DATA PROVIDED.
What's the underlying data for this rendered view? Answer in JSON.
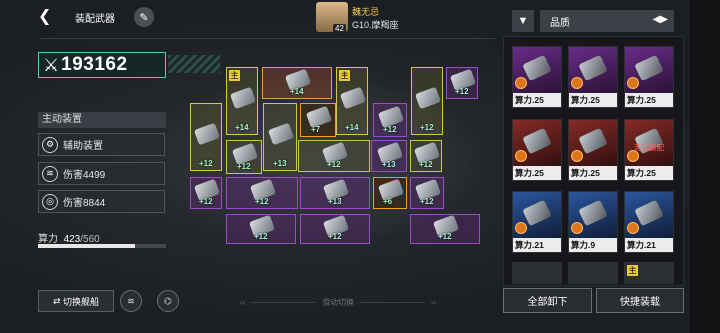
{
  "header": {
    "title": "装配武器",
    "pilot_level": "42",
    "pilot_name": "魏无忌",
    "ship_name": "G10.摩羯座"
  },
  "power": {
    "value": "193162"
  },
  "active_equipment": {
    "header": "主动装置",
    "items": [
      {
        "label": "辅助装置",
        "icon": "gear-icon"
      },
      {
        "label": "伤害4499",
        "icon": "wings-icon"
      },
      {
        "label": "伤害8844",
        "icon": "gear-target-icon"
      }
    ]
  },
  "compute": {
    "label": "算力",
    "current": "423",
    "separator": "/",
    "max": "560",
    "fill": 0.755
  },
  "bottom": {
    "switch_ship": "切换舰船",
    "swipe_hint": "滑动切换"
  },
  "grid": {
    "main_tag": "主",
    "slots": [
      {
        "level": "+14",
        "tier": "y"
      },
      {
        "level": "+14",
        "tier": "o"
      },
      {
        "level": "+14",
        "tier": "y"
      },
      {
        "level": "+12",
        "tier": "y"
      },
      {
        "level": "+12",
        "tier": "p"
      },
      {
        "level": "+12",
        "tier": "y"
      },
      {
        "level": "+7",
        "tier": "sel"
      },
      {
        "level": "+12",
        "tier": "p"
      },
      {
        "level": "+12",
        "tier": "g"
      },
      {
        "level": "+13",
        "tier": "g"
      },
      {
        "level": "+12",
        "tier": "g"
      },
      {
        "level": "+12",
        "tier": "g"
      },
      {
        "level": "+12",
        "tier": "p"
      },
      {
        "level": "+12",
        "tier": "p"
      },
      {
        "level": "+13",
        "tier": "p"
      },
      {
        "level": "+13",
        "tier": "p"
      },
      {
        "level": "+6",
        "tier": "sel"
      },
      {
        "level": "+12",
        "tier": "p"
      },
      {
        "level": "+12",
        "tier": "p"
      },
      {
        "level": "+12",
        "tier": "p"
      },
      {
        "level": "+12",
        "tier": "p"
      }
    ]
  },
  "inventory": {
    "filter_icon": "filter-icon",
    "quality_label": "品质",
    "cards": [
      {
        "cost": "算力.25",
        "color": "purple",
        "badge": true,
        "note": ""
      },
      {
        "cost": "算力.25",
        "color": "purple",
        "badge": true,
        "note": ""
      },
      {
        "cost": "算力.25",
        "color": "purple",
        "badge": true,
        "note": ""
      },
      {
        "cost": "算力.25",
        "color": "red",
        "badge": true,
        "note": ""
      },
      {
        "cost": "算力.25",
        "color": "red",
        "badge": true,
        "note": ""
      },
      {
        "cost": "算力.25",
        "color": "red",
        "badge": true,
        "note": "无法装配"
      },
      {
        "cost": "算力.21",
        "color": "blue",
        "badge": true,
        "note": ""
      },
      {
        "cost": "算力.9",
        "color": "blue",
        "badge": true,
        "note": ""
      },
      {
        "cost": "算力.21",
        "color": "blue",
        "badge": true,
        "note": ""
      }
    ],
    "unload_all": "全部卸下",
    "quick_equip": "快捷装载"
  }
}
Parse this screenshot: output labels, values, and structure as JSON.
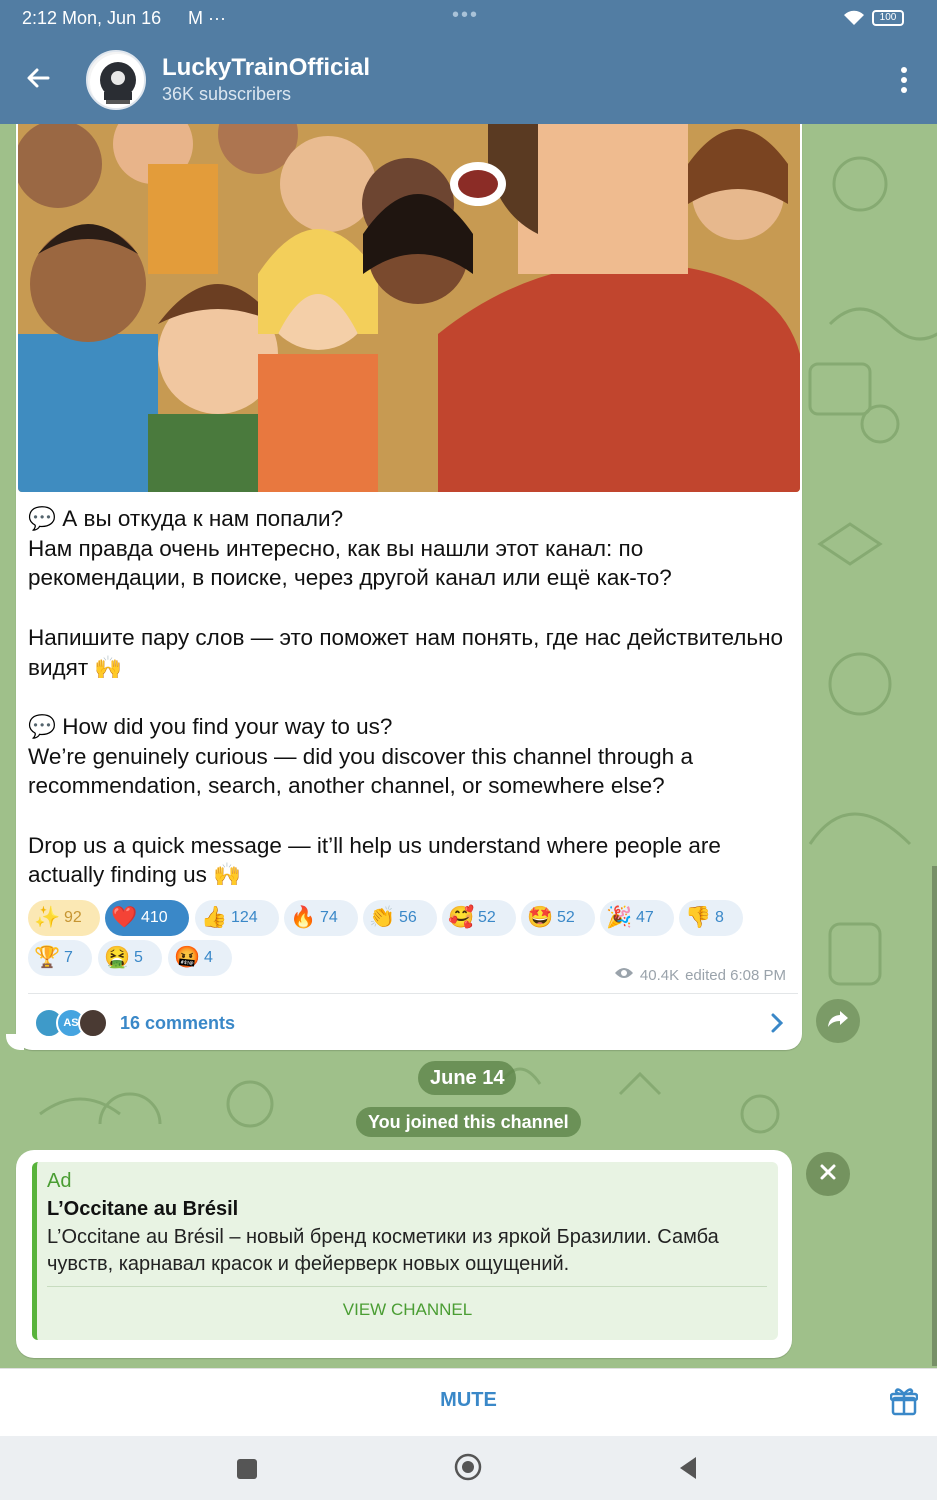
{
  "status": {
    "time": "2:12  Mon, Jun 16",
    "notif": "M ···",
    "battery": "100"
  },
  "header": {
    "title": "LuckyTrainOfficial",
    "subtitle": "36K subscribers"
  },
  "message": {
    "text": "💬 А вы откуда к нам попали?\nНам правда очень интересно, как вы нашли этот канал: по рекомендации, в поиске, через другой канал или ещё как-то?\n\nНапишите пару слов — это поможет нам понять, где нас действительно видят 🙌\n\n💬 How did you find your way to us?\nWe’re genuinely curious — did you discover this channel through a recommendation, search, another channel, or somewhere else?\n\nDrop us a quick message — it’ll help us understand where people are actually finding us 🙌",
    "reactions_row1": [
      {
        "emoji": "✨",
        "count": "92",
        "style": "gold"
      },
      {
        "emoji": "❤️",
        "count": "410",
        "style": "active"
      },
      {
        "emoji": "👍",
        "count": "124",
        "style": "normal"
      },
      {
        "emoji": "🔥",
        "count": "74",
        "style": "normal"
      },
      {
        "emoji": "👏",
        "count": "56",
        "style": "normal"
      },
      {
        "emoji": "🥰",
        "count": "52",
        "style": "normal"
      },
      {
        "emoji": "🤩",
        "count": "52",
        "style": "normal"
      },
      {
        "emoji": "🎉",
        "count": "47",
        "style": "normal"
      },
      {
        "emoji": "👎",
        "count": "8",
        "style": "normal"
      }
    ],
    "reactions_row2": [
      {
        "emoji": "🏆",
        "count": "7",
        "style": "normal"
      },
      {
        "emoji": "🤮",
        "count": "5",
        "style": "normal"
      },
      {
        "emoji": "🤬",
        "count": "4",
        "style": "normal"
      }
    ],
    "views": "40.4K",
    "edited": "edited 6:08 PM",
    "comments_label": "16 comments",
    "avatar_initials": "AS"
  },
  "service": {
    "date": "June 14",
    "joined": "You joined this channel"
  },
  "ad": {
    "tag": "Ad",
    "name": "L’Occitane au Brésil",
    "description": "L’Occitane au Brésil – новый бренд косметики из яркой Бразилии. Самба чувств, карнавал красок и фейерверк новых ощущений.",
    "button": "VIEW CHANNEL"
  },
  "bottom": {
    "mute": "MUTE"
  },
  "colors": {
    "header": "#527da3",
    "accent": "#3a88c8",
    "ad_green": "#58b33b"
  }
}
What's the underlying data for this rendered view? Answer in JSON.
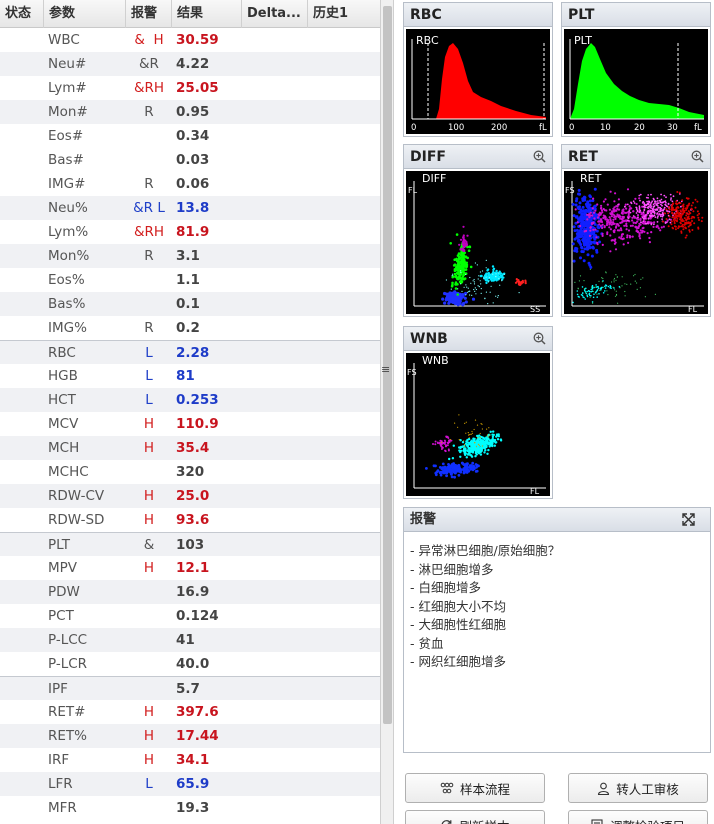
{
  "table": {
    "headers": {
      "status": "状态",
      "param": "参数",
      "flag": "报警",
      "result": "结果",
      "delta": "Delta...",
      "history": "历史1"
    },
    "rows": [
      {
        "param": "WBC",
        "flag": "&  H",
        "value": "30.59",
        "flag_level": "hi",
        "value_level": "hi"
      },
      {
        "param": "Neu#",
        "flag": "&R",
        "value": "4.22",
        "flag_level": "",
        "value_level": ""
      },
      {
        "param": "Lym#",
        "flag": "&RH",
        "value": "25.05",
        "flag_level": "hi",
        "value_level": "hi"
      },
      {
        "param": "Mon#",
        "flag": "R",
        "value": "0.95",
        "flag_level": "",
        "value_level": ""
      },
      {
        "param": "Eos#",
        "flag": "",
        "value": "0.34",
        "flag_level": "",
        "value_level": ""
      },
      {
        "param": "Bas#",
        "flag": "",
        "value": "0.03",
        "flag_level": "",
        "value_level": ""
      },
      {
        "param": "IMG#",
        "flag": "R",
        "value": "0.06",
        "flag_level": "",
        "value_level": ""
      },
      {
        "param": "Neu%",
        "flag": "&R L",
        "value": "13.8",
        "flag_level": "lo",
        "value_level": "lo"
      },
      {
        "param": "Lym%",
        "flag": "&RH",
        "value": "81.9",
        "flag_level": "hi",
        "value_level": "hi"
      },
      {
        "param": "Mon%",
        "flag": "R",
        "value": "3.1",
        "flag_level": "",
        "value_level": ""
      },
      {
        "param": "Eos%",
        "flag": "",
        "value": "1.1",
        "flag_level": "",
        "value_level": ""
      },
      {
        "param": "Bas%",
        "flag": "",
        "value": "0.1",
        "flag_level": "",
        "value_level": ""
      },
      {
        "param": "IMG%",
        "flag": "R",
        "value": "0.2",
        "flag_level": "",
        "value_level": ""
      },
      {
        "param": "RBC",
        "flag": "L",
        "value": "2.28",
        "flag_level": "lo",
        "value_level": "lo"
      },
      {
        "param": "HGB",
        "flag": "L",
        "value": "81",
        "flag_level": "lo",
        "value_level": "lo"
      },
      {
        "param": "HCT",
        "flag": "L",
        "value": "0.253",
        "flag_level": "lo",
        "value_level": "lo"
      },
      {
        "param": "MCV",
        "flag": "H",
        "value": "110.9",
        "flag_level": "hi",
        "value_level": "hi"
      },
      {
        "param": "MCH",
        "flag": "H",
        "value": "35.4",
        "flag_level": "hi",
        "value_level": "hi"
      },
      {
        "param": "MCHC",
        "flag": "",
        "value": "320",
        "flag_level": "",
        "value_level": ""
      },
      {
        "param": "RDW-CV",
        "flag": "H",
        "value": "25.0",
        "flag_level": "hi",
        "value_level": "hi"
      },
      {
        "param": "RDW-SD",
        "flag": "H",
        "value": "93.6",
        "flag_level": "hi",
        "value_level": "hi"
      },
      {
        "param": "PLT",
        "flag": "&",
        "value": "103",
        "flag_level": "",
        "value_level": ""
      },
      {
        "param": "MPV",
        "flag": "H",
        "value": "12.1",
        "flag_level": "hi",
        "value_level": "hi"
      },
      {
        "param": "PDW",
        "flag": "",
        "value": "16.9",
        "flag_level": "",
        "value_level": ""
      },
      {
        "param": "PCT",
        "flag": "",
        "value": "0.124",
        "flag_level": "",
        "value_level": ""
      },
      {
        "param": "P-LCC",
        "flag": "",
        "value": "41",
        "flag_level": "",
        "value_level": ""
      },
      {
        "param": "P-LCR",
        "flag": "",
        "value": "40.0",
        "flag_level": "",
        "value_level": ""
      },
      {
        "param": "IPF",
        "flag": "",
        "value": "5.7",
        "flag_level": "",
        "value_level": ""
      },
      {
        "param": "RET#",
        "flag": "H",
        "value": "397.6",
        "flag_level": "hi",
        "value_level": "hi"
      },
      {
        "param": "RET%",
        "flag": "H",
        "value": "17.44",
        "flag_level": "hi",
        "value_level": "hi"
      },
      {
        "param": "IRF",
        "flag": "H",
        "value": "34.1",
        "flag_level": "hi",
        "value_level": "hi"
      },
      {
        "param": "LFR",
        "flag": "L",
        "value": "65.9",
        "flag_level": "lo",
        "value_level": "lo"
      },
      {
        "param": "MFR",
        "flag": "",
        "value": "19.3",
        "flag_level": "",
        "value_level": ""
      }
    ]
  },
  "panels": {
    "rbc": {
      "title": "RBC",
      "plot_label": "RBC",
      "ticks": [
        "0",
        "100",
        "200",
        "fL"
      ]
    },
    "plt": {
      "title": "PLT",
      "plot_label": "PLT",
      "ticks": [
        "0",
        "10",
        "20",
        "30",
        "fL"
      ]
    },
    "diff": {
      "title": "DIFF",
      "plot_label": "DIFF",
      "y_axis": "FL",
      "x_axis": "SS"
    },
    "ret": {
      "title": "RET",
      "plot_label": "RET",
      "y_axis": "FS",
      "x_axis": "FL"
    },
    "wnb": {
      "title": "WNB",
      "plot_label": "WNB",
      "y_axis": "FS",
      "x_axis": "FL"
    }
  },
  "alarm": {
    "title": "报警",
    "items": [
      "- 异常淋巴细胞/原始细胞？",
      "- 淋巴细胞增多",
      "- 白细胞增多",
      "- 红细胞大小不均",
      "- 大细胞性红细胞",
      "- 贫血",
      "- 网织红细胞增多"
    ]
  },
  "buttons": {
    "sample_flow": "样本流程",
    "manual_review": "转人工审核",
    "refresh_sample": "刷新样本",
    "adjust_items": "调整检验项目"
  },
  "colors": {
    "high": "#c8141e",
    "low": "#1e3cc8",
    "rbc_fill": "#ff0000",
    "plt_fill": "#00ff00"
  }
}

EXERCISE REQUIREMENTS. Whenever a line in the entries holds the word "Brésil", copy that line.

YOUR RESPONSE.
    "name": "L’Occitane au Brésil",
    "description": "L’Occitane au Brésil – новый бренд косметики из яркой Бразилии. Самба чувств, карнавал красок и фейерверк новых ощущений.",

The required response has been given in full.